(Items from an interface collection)

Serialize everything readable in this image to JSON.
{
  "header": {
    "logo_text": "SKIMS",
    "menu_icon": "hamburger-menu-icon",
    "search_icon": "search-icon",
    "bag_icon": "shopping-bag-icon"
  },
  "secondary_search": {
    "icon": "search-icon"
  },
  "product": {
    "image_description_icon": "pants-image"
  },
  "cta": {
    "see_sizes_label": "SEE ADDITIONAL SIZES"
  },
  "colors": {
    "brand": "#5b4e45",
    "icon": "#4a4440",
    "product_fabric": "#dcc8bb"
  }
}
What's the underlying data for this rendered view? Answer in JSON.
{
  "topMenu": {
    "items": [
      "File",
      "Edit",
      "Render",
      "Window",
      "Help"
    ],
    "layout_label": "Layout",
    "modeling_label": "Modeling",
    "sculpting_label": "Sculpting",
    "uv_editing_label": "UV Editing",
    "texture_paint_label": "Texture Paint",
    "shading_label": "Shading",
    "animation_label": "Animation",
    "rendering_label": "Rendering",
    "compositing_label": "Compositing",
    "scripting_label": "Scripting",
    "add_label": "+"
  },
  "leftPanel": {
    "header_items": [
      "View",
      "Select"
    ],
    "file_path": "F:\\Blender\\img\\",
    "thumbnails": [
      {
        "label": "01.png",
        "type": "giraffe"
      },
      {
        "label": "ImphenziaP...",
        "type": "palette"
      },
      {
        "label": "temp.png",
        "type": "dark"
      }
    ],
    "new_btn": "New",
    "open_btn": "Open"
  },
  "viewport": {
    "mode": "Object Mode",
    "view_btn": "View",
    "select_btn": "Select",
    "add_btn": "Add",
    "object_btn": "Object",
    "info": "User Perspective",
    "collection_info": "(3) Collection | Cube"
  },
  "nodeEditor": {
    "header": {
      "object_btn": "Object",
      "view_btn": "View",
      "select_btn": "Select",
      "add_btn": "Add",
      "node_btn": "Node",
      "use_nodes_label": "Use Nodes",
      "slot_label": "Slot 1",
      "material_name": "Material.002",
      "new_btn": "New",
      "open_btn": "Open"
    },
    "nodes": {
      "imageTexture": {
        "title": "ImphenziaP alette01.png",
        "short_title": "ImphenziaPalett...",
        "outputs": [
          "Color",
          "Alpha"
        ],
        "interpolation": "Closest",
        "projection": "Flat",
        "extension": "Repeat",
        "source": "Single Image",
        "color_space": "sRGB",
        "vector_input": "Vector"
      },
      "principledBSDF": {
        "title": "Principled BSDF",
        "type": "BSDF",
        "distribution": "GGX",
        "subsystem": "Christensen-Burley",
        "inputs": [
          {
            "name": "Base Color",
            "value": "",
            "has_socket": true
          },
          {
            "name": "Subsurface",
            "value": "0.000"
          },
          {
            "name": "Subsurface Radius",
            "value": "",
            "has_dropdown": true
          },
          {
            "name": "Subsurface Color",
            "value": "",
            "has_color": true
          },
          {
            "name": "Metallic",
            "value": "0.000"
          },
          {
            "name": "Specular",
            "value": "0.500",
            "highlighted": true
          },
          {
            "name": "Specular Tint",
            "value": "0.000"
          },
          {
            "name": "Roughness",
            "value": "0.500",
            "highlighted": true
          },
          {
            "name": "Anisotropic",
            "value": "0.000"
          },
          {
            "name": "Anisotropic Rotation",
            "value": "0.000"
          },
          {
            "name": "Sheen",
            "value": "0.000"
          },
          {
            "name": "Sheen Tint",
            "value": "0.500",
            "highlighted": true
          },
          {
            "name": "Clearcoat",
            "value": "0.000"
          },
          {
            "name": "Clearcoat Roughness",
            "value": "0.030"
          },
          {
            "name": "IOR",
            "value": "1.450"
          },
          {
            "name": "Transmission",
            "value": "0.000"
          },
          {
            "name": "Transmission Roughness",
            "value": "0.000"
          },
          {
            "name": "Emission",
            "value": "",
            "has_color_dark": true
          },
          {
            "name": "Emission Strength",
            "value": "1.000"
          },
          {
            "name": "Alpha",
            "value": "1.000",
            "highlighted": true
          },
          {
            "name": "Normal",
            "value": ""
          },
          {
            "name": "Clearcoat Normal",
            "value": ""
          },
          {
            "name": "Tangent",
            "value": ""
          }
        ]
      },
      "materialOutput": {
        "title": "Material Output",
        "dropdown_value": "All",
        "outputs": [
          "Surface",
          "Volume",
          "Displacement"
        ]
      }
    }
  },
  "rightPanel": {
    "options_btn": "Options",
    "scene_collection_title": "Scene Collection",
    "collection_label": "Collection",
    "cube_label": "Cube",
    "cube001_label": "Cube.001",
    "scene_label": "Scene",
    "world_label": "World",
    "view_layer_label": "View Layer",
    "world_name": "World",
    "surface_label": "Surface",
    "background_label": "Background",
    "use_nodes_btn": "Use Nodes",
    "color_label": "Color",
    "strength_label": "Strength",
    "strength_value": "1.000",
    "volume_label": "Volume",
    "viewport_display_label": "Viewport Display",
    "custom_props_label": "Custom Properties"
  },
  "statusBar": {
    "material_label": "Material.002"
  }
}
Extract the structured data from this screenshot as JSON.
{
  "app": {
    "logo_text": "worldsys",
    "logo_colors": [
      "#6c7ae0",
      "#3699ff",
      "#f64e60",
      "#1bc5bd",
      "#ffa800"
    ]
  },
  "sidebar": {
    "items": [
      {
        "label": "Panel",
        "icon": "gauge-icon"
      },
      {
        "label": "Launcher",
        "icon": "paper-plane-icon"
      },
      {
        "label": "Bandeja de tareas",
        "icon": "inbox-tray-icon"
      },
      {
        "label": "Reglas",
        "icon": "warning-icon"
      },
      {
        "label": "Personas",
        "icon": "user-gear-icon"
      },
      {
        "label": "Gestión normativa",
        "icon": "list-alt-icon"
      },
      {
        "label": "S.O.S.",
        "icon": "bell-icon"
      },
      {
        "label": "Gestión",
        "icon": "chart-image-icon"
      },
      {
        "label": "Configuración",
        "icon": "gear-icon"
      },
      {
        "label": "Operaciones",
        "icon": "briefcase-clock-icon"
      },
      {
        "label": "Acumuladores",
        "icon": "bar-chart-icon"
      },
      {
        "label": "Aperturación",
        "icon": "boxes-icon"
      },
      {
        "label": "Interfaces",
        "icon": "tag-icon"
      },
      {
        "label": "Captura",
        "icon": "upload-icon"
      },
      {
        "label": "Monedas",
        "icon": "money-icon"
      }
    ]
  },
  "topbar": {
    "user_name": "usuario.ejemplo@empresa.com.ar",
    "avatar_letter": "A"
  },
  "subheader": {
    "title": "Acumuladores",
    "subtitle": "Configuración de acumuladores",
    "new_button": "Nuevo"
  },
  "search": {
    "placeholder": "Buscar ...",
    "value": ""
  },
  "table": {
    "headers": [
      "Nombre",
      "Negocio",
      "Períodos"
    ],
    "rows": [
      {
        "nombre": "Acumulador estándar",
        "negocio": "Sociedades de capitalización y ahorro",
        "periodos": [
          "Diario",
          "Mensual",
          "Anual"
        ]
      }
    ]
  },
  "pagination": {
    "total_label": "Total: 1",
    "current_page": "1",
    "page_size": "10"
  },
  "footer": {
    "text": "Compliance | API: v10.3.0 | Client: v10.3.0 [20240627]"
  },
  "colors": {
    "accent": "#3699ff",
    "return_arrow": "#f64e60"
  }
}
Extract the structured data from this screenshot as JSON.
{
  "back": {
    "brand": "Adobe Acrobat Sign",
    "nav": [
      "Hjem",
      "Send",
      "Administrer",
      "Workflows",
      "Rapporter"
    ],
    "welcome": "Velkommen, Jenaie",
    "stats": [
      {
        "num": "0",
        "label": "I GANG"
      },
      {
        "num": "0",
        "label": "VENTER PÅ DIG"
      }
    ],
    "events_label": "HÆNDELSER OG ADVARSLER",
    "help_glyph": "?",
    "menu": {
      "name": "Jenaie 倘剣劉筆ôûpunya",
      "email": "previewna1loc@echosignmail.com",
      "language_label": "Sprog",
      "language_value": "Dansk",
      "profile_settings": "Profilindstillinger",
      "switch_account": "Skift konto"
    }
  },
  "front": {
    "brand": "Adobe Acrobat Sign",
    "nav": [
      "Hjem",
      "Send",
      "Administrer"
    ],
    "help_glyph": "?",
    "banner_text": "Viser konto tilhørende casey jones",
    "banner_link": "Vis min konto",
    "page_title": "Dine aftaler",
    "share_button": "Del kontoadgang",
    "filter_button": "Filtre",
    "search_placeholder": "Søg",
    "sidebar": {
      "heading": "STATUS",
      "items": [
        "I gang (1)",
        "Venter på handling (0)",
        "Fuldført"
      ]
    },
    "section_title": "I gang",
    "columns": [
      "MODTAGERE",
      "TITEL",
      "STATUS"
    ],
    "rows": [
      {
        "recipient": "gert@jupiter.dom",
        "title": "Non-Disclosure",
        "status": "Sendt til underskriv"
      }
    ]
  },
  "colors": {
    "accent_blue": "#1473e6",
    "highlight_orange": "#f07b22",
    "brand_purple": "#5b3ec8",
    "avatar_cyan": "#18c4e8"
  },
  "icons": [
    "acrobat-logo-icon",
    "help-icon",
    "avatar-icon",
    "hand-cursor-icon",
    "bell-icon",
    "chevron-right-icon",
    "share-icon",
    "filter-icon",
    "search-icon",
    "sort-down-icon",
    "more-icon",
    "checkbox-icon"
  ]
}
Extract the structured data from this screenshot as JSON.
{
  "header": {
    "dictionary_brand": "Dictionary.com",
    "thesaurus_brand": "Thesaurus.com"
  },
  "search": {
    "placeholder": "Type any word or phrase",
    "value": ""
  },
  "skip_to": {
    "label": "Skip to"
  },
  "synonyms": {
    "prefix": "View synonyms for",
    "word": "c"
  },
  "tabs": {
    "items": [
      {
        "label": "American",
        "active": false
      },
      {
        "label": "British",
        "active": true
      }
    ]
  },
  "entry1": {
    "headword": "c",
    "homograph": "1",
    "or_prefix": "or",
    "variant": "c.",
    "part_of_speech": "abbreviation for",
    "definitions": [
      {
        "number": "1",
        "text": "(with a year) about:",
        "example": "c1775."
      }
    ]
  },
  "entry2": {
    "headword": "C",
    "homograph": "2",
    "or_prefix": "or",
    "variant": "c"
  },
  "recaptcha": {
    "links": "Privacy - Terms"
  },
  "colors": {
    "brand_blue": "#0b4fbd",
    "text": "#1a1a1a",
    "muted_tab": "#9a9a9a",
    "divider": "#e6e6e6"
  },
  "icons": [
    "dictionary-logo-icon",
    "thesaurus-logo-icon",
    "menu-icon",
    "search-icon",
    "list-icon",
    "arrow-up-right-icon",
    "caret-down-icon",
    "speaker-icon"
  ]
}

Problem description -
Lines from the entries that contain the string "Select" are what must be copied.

Task output -
      "Select"
    "select_btn": "Select",
      "select_btn": "Select",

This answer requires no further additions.